Valparaíso was such a place full of significance for Neruda and some of the sites and sounds that he frequently experienced during his walks around the port city still remain with us today.
These places not only harbor stories of old friends and gatherings, but even memories of a city that refuses to forget its past, which is one of its strengths as a tourist destination. Neruda at one time often went up and down the city’s hills, rummaged through antique shops and open air markets, and used the flimsiest of excuses to get his friends together for a good time at one of his favorite restaurants. Some of these experiences are still remembered at the places that welcomed him from the late 1950’s until shortly before his death, and today these memories are still vivid.
Neruda’s port city adventures are preserved in his works in Valparaíso. A trip following his footsteps starts at a restaurant called Menzel, opened in 1933 in the very heart of the city. You can still catch stories about Neruda from those who once served him one of his preferred dishes: Congrio (a fish) Stew and wine. There is still one waitress left that regularly served him and remembers his frequent visits.
Another interesting establishment in downtown Valparaíso on Independencia Street is an antique shop called El Abuelo, where the famous poet acquired a large part of the artwork and decorations that today can be viewed in his three former homes: “La Sebastiana,” “Isla Negra” and “La Chascona,” in Santiago.
Another one of Neruda’s refuges is on “Cerro Lecheros” (“Milkman’s Hill”), on 14 Cervantes Street, a place where he secretly resided in 1948, when an order for his arrest was issued by the country’s president at that time and forced him to live in hiding. Today two plaques commemorate his time there, during which he wrote part of his masterpiece “Canto General” (“General Song”).

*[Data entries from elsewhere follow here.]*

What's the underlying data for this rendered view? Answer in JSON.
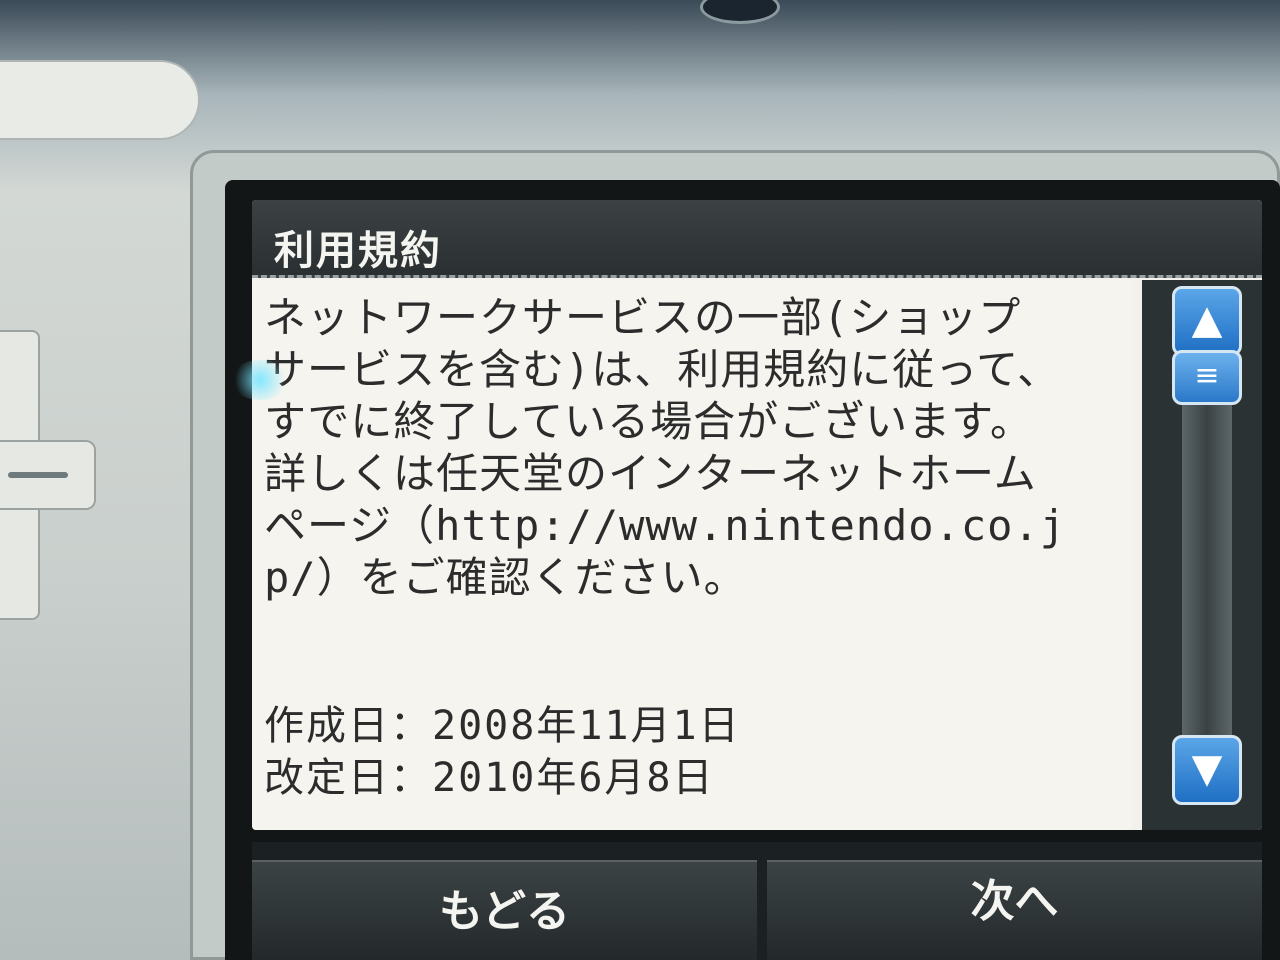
{
  "window": {
    "title": "利用規約"
  },
  "notice": {
    "lines": [
      "ネットワークサービスの一部(ショップ",
      "サービスを含む)は、利用規約に従って、",
      "すでに終了している場合がございます。",
      "詳しくは任天堂のインターネットホーム",
      "ページ（http://www.nintendo.co.j",
      "p/）をご確認ください。"
    ]
  },
  "dates": {
    "created": "作成日：2008年11月1日",
    "revised": "改定日：2010年6月8日"
  },
  "scrollbar": {
    "up_icon": "triangle-up-icon",
    "thumb_icon": "grip-lines-icon",
    "down_icon": "triangle-down-icon",
    "up_glyph": "▲",
    "thumb_glyph": "≡",
    "down_glyph": "▼",
    "accent_color": "#1f6fc4"
  },
  "buttons": {
    "back_label": "もどる",
    "next_label": "次へ"
  }
}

Neruda had a deep love for his country, and no one knew better than he did how to concisely describe Chile’s crazy geography: “Chile is a mountainous country, with high summits, full of craggy edges and vertiginous chasms. Minerals erected her heights with copper and iron. And above them lies the white snow. Chile is a huge and narrow balcony. The mountain ranges reject us. We Chileans form lines just to view our own sea; an angry space, the ocean’s waves.”